WORK TO BE COMPLETED: Copy down every line of the data that follows exactly. Omit the pictures.

Excerpts from an interface dataset:
=-=-=-=-=

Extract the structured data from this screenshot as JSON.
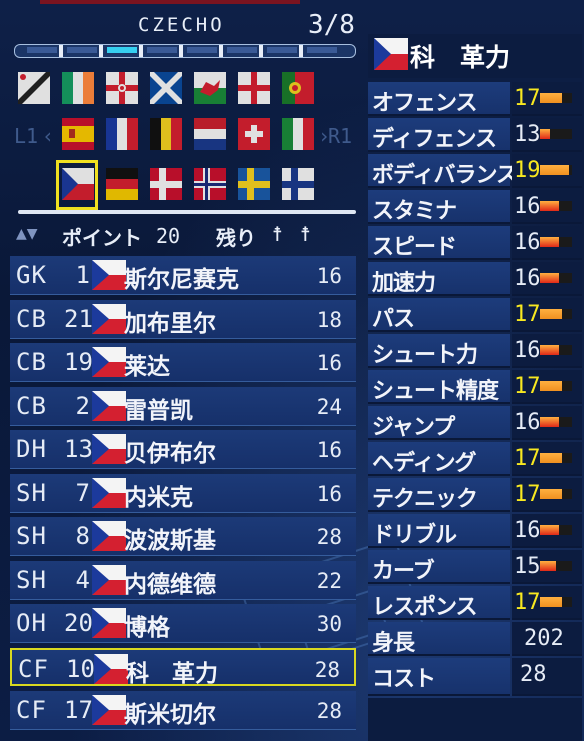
{
  "team": {
    "name": "CZECHO",
    "page": "3/8",
    "active_page_index": 3,
    "total_pages": 8
  },
  "flags": {
    "nav_left_label": "L1",
    "nav_right_label": "R1",
    "row1": [
      "england-flag",
      "ireland-flag",
      "northern-ireland-flag",
      "scotland-flag",
      "wales-flag",
      "england-cross-flag",
      "portugal-flag"
    ],
    "row2": [
      "spain-flag",
      "france-flag",
      "belgium-flag",
      "netherlands-flag",
      "switzerland-flag",
      "italy-flag"
    ],
    "row3": [
      "czech-flag",
      "germany-flag",
      "denmark-flag",
      "norway-flag",
      "sweden-flag",
      "finland-flag"
    ],
    "selected": "czech-flag"
  },
  "points": {
    "label": "ポイント",
    "value": "20",
    "remaining_label": "残り"
  },
  "players": [
    {
      "pos": "GK",
      "num": "1",
      "name": "斯尔尼赛克",
      "cost": "16"
    },
    {
      "pos": "CB",
      "num": "21",
      "name": "加布里尔",
      "cost": "18"
    },
    {
      "pos": "CB",
      "num": "19",
      "name": "莱达",
      "cost": "16"
    },
    {
      "pos": "CB",
      "num": "2",
      "name": "雷普凯",
      "cost": "24"
    },
    {
      "pos": "DH",
      "num": "13",
      "name": "贝伊布尔",
      "cost": "16"
    },
    {
      "pos": "SH",
      "num": "7",
      "name": "内米克",
      "cost": "16"
    },
    {
      "pos": "SH",
      "num": "8",
      "name": "波波斯基",
      "cost": "28"
    },
    {
      "pos": "SH",
      "num": "4",
      "name": "内德维德",
      "cost": "22"
    },
    {
      "pos": "OH",
      "num": "20",
      "name": "博格",
      "cost": "30"
    },
    {
      "pos": "CF",
      "num": "10",
      "name": "科　革力",
      "cost": "28",
      "selected": true
    },
    {
      "pos": "CF",
      "num": "17",
      "name": "斯米切尔",
      "cost": "28"
    }
  ],
  "selected_player": {
    "name": "科　革力",
    "stats": [
      {
        "label": "オフェンス",
        "value": "17",
        "hi": true
      },
      {
        "label": "ディフェンス",
        "value": "13",
        "hi": false
      },
      {
        "label": "ボディバランス",
        "value": "19",
        "hi": true
      },
      {
        "label": "スタミナ",
        "value": "16",
        "hi": false
      },
      {
        "label": "スピード",
        "value": "16",
        "hi": false
      },
      {
        "label": "加速力",
        "value": "16",
        "hi": false
      },
      {
        "label": "パス",
        "value": "17",
        "hi": true
      },
      {
        "label": "シュート力",
        "value": "16",
        "hi": false
      },
      {
        "label": "シュート精度",
        "value": "17",
        "hi": true
      },
      {
        "label": "ジャンプ",
        "value": "16",
        "hi": false
      },
      {
        "label": "ヘディング",
        "value": "17",
        "hi": true
      },
      {
        "label": "テクニック",
        "value": "17",
        "hi": true
      },
      {
        "label": "ドリブル",
        "value": "16",
        "hi": false
      },
      {
        "label": "カーブ",
        "value": "15",
        "hi": false
      },
      {
        "label": "レスポンス",
        "value": "17",
        "hi": true
      }
    ],
    "height_label": "身長",
    "height": "202",
    "cost_label": "コスト",
    "cost": "28"
  },
  "colors": {
    "highlight": "#f8e820",
    "selection_border": "#d8d820",
    "bar_red": "#e02818",
    "bar_orange": "#f09020"
  }
}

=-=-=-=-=

TASK SOLUTION:
Extract the structured data from this screenshot as JSON.
{
  "team": {
    "name": "CZECHO",
    "page": "3/8",
    "active_page_index": 3,
    "total_pages": 8
  },
  "flags": {
    "nav_left_label": "L1",
    "nav_right_label": "R1",
    "row1": [
      "england-flag",
      "ireland-flag",
      "northern-ireland-flag",
      "scotland-flag",
      "wales-flag",
      "england-cross-flag",
      "portugal-flag"
    ],
    "row2": [
      "spain-flag",
      "france-flag",
      "belgium-flag",
      "netherlands-flag",
      "switzerland-flag",
      "italy-flag"
    ],
    "row3": [
      "czech-flag",
      "germany-flag",
      "denmark-flag",
      "norway-flag",
      "sweden-flag",
      "finland-flag"
    ],
    "selected": "czech-flag"
  },
  "points": {
    "label": "ポイント",
    "value": "20",
    "remaining_label": "残り"
  },
  "players": [
    {
      "pos": "GK",
      "num": "1",
      "name": "斯尔尼赛克",
      "cost": "16"
    },
    {
      "pos": "CB",
      "num": "21",
      "name": "加布里尔",
      "cost": "18"
    },
    {
      "pos": "CB",
      "num": "19",
      "name": "莱达",
      "cost": "16"
    },
    {
      "pos": "CB",
      "num": "2",
      "name": "雷普凯",
      "cost": "24"
    },
    {
      "pos": "DH",
      "num": "13",
      "name": "贝伊布尔",
      "cost": "16"
    },
    {
      "pos": "SH",
      "num": "7",
      "name": "内米克",
      "cost": "16"
    },
    {
      "pos": "SH",
      "num": "8",
      "name": "波波斯基",
      "cost": "28"
    },
    {
      "pos": "SH",
      "num": "4",
      "name": "内德维德",
      "cost": "22"
    },
    {
      "pos": "OH",
      "num": "20",
      "name": "博格",
      "cost": "30"
    },
    {
      "pos": "CF",
      "num": "10",
      "name": "科　革力",
      "cost": "28",
      "selected": true
    },
    {
      "pos": "CF",
      "num": "17",
      "name": "斯米切尔",
      "cost": "28"
    }
  ],
  "selected_player": {
    "name": "科　革力",
    "stats": [
      {
        "label": "オフェンス",
        "value": "17",
        "hi": true
      },
      {
        "label": "ディフェンス",
        "value": "13",
        "hi": false
      },
      {
        "label": "ボディバランス",
        "value": "19",
        "hi": true
      },
      {
        "label": "スタミナ",
        "value": "16",
        "hi": false
      },
      {
        "label": "スピード",
        "value": "16",
        "hi": false
      },
      {
        "label": "加速力",
        "value": "16",
        "hi": false
      },
      {
        "label": "パス",
        "value": "17",
        "hi": true
      },
      {
        "label": "シュート力",
        "value": "16",
        "hi": false
      },
      {
        "label": "シュート精度",
        "value": "17",
        "hi": true
      },
      {
        "label": "ジャンプ",
        "value": "16",
        "hi": false
      },
      {
        "label": "ヘディング",
        "value": "17",
        "hi": true
      },
      {
        "label": "テクニック",
        "value": "17",
        "hi": true
      },
      {
        "label": "ドリブル",
        "value": "16",
        "hi": false
      },
      {
        "label": "カーブ",
        "value": "15",
        "hi": false
      },
      {
        "label": "レスポンス",
        "value": "17",
        "hi": true
      }
    ],
    "height_label": "身長",
    "height": "202",
    "cost_label": "コスト",
    "cost": "28"
  },
  "colors": {
    "highlight": "#f8e820",
    "selection_border": "#d8d820",
    "bar_red": "#e02818",
    "bar_orange": "#f09020"
  }
}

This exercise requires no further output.